WHAT YOU NEED TO DO - Find how many lines below mention "Toolpaths". Nothing but the number is needed.

Data about app and page elements
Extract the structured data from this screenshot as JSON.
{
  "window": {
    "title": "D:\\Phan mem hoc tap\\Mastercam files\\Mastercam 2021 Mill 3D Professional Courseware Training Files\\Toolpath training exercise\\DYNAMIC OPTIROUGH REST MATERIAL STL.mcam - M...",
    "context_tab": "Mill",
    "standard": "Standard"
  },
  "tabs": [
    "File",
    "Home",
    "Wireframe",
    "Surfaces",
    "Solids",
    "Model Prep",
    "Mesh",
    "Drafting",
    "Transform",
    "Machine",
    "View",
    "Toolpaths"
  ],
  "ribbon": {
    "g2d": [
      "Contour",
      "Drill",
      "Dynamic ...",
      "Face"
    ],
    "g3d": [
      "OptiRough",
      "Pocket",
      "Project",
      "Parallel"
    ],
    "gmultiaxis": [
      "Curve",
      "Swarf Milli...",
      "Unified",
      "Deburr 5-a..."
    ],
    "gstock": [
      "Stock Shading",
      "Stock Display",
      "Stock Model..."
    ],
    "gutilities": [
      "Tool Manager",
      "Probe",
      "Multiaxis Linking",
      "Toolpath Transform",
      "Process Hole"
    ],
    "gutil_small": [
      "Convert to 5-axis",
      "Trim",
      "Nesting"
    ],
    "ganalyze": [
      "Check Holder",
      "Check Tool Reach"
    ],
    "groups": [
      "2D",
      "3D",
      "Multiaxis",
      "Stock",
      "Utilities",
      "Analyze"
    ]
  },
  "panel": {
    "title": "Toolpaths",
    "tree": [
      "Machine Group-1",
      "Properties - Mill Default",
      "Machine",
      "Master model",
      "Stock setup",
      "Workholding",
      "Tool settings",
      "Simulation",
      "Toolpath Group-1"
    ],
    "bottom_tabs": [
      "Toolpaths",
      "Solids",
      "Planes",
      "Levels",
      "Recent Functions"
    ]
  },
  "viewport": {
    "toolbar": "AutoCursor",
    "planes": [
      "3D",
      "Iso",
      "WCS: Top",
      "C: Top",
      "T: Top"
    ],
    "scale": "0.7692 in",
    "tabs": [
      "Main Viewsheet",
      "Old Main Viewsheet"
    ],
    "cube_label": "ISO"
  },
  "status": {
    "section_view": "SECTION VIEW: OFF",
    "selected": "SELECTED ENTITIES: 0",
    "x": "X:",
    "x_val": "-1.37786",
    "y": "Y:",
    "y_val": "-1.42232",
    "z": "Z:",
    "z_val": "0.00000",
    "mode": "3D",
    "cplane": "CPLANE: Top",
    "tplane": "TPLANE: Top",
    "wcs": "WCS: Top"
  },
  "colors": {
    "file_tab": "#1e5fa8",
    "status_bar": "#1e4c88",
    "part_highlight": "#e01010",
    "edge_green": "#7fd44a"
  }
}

RESULT FOR THIS TASK - 3